…And if you find these tips boring and not useful for you, do not forget that King’s has great study skills, tips, and guides online (I found these very useful for my first exam period at King’s).

Ingvild’s Accommodation Advice

In deciding how to live while studying at King’s College London, there is a lot of information available and a lot of places to look. Here are three things that I wish I knew / wish I knew to think of while looking for my accommodation last year. Hopefully the following will help you with making a decision:

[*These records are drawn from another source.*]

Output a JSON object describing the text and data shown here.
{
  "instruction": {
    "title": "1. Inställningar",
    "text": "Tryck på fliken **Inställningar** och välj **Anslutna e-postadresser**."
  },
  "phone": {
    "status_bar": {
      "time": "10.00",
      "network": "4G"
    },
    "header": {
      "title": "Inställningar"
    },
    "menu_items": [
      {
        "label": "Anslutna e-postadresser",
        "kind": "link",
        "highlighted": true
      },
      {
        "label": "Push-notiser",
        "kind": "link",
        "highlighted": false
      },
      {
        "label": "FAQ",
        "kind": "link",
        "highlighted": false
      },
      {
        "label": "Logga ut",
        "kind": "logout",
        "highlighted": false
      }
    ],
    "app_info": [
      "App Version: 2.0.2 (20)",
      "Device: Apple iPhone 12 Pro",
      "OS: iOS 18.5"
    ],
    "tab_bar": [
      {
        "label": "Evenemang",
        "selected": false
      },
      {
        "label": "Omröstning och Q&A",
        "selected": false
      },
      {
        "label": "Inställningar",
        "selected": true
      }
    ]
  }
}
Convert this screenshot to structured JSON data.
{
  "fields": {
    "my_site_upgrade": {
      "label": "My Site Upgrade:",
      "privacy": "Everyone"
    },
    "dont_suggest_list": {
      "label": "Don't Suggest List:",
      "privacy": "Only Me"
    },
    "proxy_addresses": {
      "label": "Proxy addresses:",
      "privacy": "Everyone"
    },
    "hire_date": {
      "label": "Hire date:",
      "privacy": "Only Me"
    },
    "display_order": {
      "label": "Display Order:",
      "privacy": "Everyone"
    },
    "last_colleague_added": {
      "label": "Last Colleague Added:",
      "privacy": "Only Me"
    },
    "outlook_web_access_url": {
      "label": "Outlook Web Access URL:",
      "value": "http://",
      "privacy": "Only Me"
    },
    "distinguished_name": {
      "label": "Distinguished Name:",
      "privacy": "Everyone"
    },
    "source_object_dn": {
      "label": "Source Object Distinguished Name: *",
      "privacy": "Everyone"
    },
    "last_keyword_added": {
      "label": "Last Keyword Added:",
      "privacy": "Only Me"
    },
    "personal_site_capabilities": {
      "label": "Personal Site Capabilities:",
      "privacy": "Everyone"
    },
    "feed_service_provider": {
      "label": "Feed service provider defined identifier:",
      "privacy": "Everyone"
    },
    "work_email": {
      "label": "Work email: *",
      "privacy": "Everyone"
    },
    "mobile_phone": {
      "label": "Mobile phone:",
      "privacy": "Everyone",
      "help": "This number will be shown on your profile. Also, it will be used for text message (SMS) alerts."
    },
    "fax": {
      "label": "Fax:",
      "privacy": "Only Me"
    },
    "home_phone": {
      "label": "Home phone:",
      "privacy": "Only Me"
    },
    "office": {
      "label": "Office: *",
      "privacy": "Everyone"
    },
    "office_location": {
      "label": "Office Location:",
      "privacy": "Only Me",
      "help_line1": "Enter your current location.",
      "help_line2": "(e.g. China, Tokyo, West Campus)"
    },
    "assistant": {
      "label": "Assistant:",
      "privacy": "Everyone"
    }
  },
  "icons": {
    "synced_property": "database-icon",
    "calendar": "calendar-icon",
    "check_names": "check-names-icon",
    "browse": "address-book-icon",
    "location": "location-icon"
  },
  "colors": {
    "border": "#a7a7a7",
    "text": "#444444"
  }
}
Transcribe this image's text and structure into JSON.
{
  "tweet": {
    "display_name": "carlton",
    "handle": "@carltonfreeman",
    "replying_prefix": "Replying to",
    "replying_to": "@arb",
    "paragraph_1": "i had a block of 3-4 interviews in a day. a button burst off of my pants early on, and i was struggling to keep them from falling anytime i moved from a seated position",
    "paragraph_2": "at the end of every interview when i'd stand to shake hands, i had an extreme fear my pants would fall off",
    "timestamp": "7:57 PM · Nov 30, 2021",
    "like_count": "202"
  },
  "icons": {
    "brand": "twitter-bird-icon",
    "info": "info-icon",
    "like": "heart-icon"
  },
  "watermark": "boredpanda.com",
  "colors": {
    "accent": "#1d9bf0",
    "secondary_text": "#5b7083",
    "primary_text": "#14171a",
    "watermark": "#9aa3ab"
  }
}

1) Start researching different neighborhoods early so you can see how the prices develop from now on until summertime. It can be useful to get in touch now rather than later if you are trying to find private accommodation. Further, it helps to see the difference between neighborhoods; some can be close in distance, but very different in price! Doing research beforehand will likely save you some money.

Ingvild's photo2) Instead of only looking at the different places in relation to tube stops / bus stops, also look at their distance to parks. After having lived in London for six months now, I have realized how many great parks there are in this city. The parks are beautifully kept, and are a safe escape from the busy streets of London no matter what time of year. I live very close to Regent’s Park, and use it at least 4 times a week for different activities. I love to do my morning run there, I go for walks to clear my head, and when it’s not too cold I love meeting friends there and have a picnic. So, remember this when looking at places!!

3) I would also recommend looking into King’s residences, private accommodations, and flats to rent privately in the beginning. Seeing all the options that are available to you instead of limiting yourself in the early stages are important in order to find the perfect living situation for yourself while doing your postgraduate degree at King’s. London has so many great areas to live in, which makes it hard to choose! Therefore, take the time you need to find your perfect fit.

I hope these tips help! If not, ask any other questions you may have here as a comment, or ask us on the Facebook page.

Q&A with Ingvild, MA Geopolitics, Territory & Security

Ingvild's photoWhich book changed you life?
The Princess Diaries.

What do you consider your greatest achievement?
Placing 7th at the U23 World Rowing Championships in 2014.

Who would play you in the film of your life?
Am I allowed to dream? Jennifer Lawrence.

What or who is the greatest love of your life?
My dog, Stella.

Who would you invite to your dream dinner party?
Johnny Depp, Emma Stone and Prince William.

What is your favorite word?
Yet.

What did you want to be when you were growing up?
An Olympic medalist.

What’s the best advice you’ve ever received?
“Don’t let the highs get too high, and the lows too low”. – Dave O’Neill

What inspired you to study your field?
Reading about horrific events all over the world in newspapers every day.

What would your best friend say is your best quality?
That I am so similar to her.

Which living person do you most admire, and why?
My mom, because she’s never mad when I call in the middle of the night (which happens a lot when you don’t study close to home, believe me).

Ingvild Roenningen is a Norwegian MA student in the Department of Geography, studying Geopolitics, Territory and Security. She studied her undergraduate degree at the University of California Berkeley in the U.S., majoring in sociology. While studying at Berkeley she was also captain of the Cal Women’s Rowing Team, as well as representing Norway at several World Championships.

For more information about Ingvild’s course, please follow this link